→ **Task to carry out**
Please state how many lines of the data below contain the word "name", offering nothing besides the number.

→ **Web page and app entries**
=======

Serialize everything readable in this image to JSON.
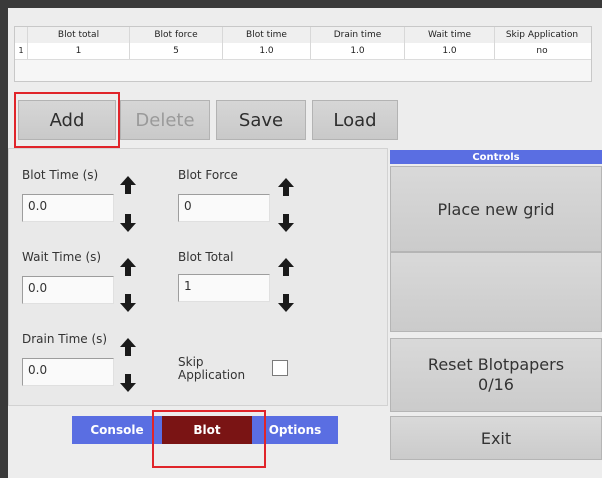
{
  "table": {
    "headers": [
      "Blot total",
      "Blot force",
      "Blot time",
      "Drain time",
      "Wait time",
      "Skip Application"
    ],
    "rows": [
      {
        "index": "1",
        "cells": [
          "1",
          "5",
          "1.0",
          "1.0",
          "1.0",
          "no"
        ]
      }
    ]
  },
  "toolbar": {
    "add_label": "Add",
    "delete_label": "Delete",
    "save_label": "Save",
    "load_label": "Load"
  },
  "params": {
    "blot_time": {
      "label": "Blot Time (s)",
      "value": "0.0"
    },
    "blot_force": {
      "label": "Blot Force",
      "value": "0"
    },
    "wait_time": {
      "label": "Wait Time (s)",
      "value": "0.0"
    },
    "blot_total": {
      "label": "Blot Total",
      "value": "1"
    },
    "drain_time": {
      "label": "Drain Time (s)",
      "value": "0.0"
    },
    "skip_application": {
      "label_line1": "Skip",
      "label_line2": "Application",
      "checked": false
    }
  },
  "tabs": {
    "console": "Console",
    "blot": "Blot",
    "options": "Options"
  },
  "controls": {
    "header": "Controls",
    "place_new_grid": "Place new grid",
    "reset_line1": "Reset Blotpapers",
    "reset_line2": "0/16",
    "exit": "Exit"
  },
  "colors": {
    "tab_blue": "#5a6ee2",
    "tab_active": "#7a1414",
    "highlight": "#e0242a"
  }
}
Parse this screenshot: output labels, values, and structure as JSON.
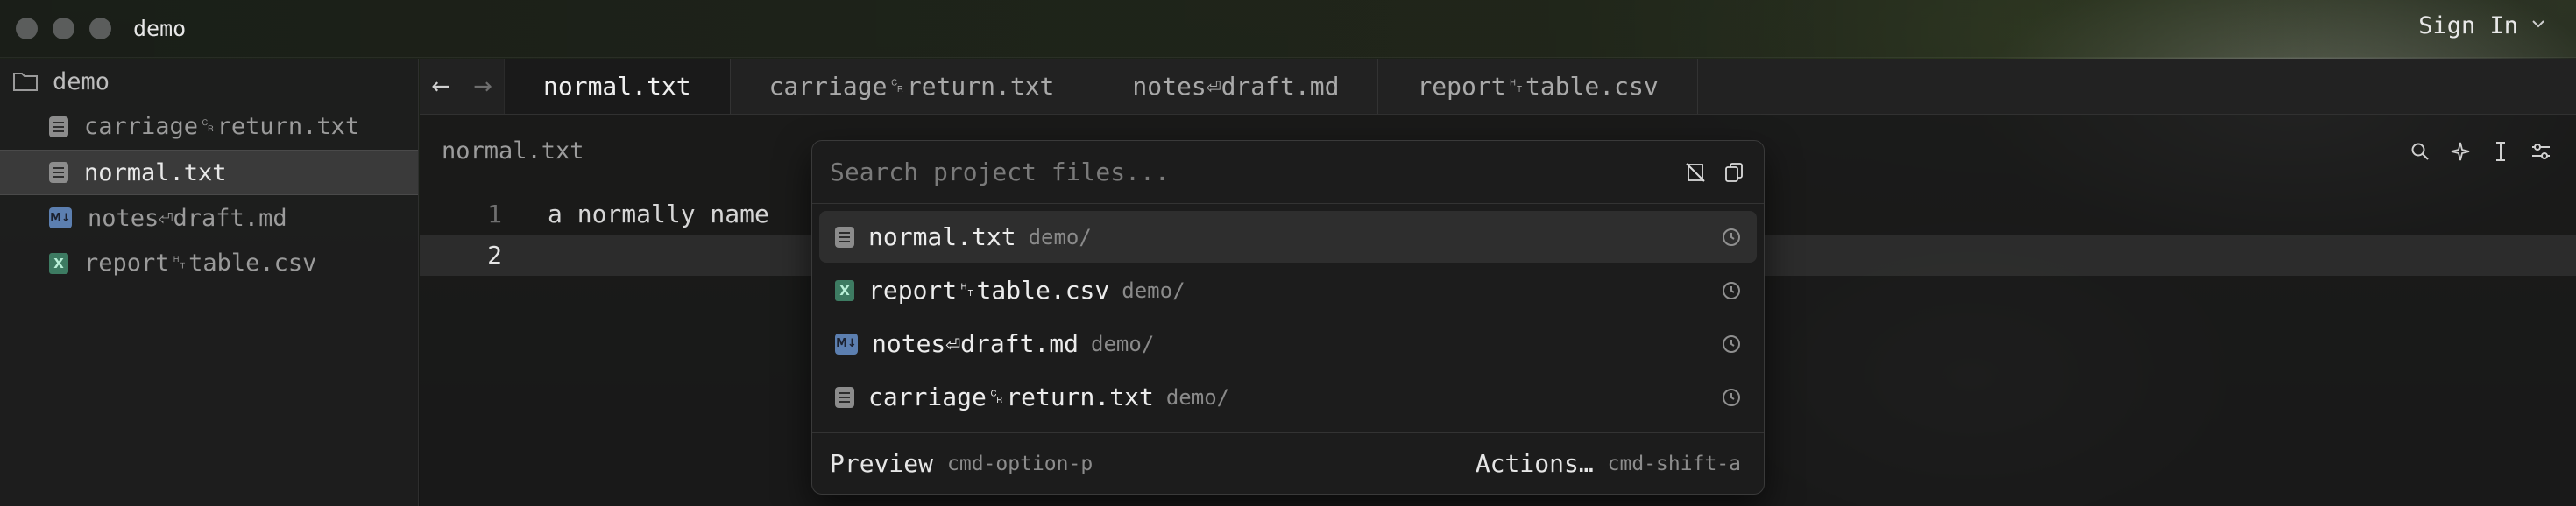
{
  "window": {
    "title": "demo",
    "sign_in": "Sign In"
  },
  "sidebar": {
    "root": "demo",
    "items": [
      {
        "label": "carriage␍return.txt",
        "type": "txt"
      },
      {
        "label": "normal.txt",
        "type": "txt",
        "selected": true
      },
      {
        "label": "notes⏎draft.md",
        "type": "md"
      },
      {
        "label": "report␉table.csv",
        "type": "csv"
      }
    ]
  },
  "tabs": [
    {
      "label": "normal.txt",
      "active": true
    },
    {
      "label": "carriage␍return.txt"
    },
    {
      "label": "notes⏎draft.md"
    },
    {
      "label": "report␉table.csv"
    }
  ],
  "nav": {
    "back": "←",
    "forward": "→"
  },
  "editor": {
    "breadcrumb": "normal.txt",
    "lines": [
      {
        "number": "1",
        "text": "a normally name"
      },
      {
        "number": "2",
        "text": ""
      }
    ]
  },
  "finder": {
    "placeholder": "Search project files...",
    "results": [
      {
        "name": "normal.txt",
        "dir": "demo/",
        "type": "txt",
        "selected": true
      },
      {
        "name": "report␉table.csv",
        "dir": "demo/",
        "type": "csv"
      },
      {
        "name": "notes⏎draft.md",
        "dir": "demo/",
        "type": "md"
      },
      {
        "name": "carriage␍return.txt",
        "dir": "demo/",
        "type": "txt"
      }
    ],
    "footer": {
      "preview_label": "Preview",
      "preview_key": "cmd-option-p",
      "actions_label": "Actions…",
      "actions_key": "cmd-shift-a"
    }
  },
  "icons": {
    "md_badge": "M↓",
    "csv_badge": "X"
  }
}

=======

→ **Finished exercise**
5